◆ **YOUR GOAL**
With "页面设置" as the search word, show every line of the material that has it.

◆ **DATA SHOWN**
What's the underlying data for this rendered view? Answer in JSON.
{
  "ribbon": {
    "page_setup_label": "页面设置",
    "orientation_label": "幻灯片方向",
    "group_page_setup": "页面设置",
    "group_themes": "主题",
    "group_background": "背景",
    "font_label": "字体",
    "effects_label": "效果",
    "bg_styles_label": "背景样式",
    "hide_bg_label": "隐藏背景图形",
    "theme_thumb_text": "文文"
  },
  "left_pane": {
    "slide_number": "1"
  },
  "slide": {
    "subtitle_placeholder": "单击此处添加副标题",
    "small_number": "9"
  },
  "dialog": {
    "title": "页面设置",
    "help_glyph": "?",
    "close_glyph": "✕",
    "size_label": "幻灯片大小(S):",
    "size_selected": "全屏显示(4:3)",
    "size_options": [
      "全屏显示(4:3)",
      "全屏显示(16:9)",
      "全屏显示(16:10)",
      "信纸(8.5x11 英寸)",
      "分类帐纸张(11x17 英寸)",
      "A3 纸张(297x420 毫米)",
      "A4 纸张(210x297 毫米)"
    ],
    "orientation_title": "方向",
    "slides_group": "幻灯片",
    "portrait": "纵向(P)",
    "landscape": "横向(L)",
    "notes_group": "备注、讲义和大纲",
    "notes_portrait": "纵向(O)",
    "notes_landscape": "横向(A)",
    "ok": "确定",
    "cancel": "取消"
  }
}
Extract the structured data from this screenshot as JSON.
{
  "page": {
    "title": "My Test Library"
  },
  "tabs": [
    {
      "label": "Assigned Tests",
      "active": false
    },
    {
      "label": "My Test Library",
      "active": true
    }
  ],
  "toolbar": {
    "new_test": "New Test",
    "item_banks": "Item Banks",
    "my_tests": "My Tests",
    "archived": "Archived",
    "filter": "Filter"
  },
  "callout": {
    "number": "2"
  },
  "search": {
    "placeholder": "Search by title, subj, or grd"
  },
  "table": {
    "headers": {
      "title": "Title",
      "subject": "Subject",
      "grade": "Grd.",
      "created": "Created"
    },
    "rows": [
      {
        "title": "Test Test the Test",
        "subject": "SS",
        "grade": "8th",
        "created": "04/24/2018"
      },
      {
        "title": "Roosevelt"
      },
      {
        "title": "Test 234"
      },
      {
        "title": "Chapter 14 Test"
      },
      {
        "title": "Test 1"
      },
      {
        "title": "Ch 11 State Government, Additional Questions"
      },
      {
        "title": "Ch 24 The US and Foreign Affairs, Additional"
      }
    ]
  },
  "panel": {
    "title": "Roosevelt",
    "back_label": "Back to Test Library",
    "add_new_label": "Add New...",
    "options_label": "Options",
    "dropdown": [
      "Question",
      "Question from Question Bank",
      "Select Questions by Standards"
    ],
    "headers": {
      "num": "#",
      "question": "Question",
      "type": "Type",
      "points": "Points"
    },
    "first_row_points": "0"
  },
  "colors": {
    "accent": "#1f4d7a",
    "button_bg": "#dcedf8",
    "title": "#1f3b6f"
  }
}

◆ **RESULT**
    "page_setup_label": "页面设置",
    "group_page_setup": "页面设置",
    "title": "页面设置",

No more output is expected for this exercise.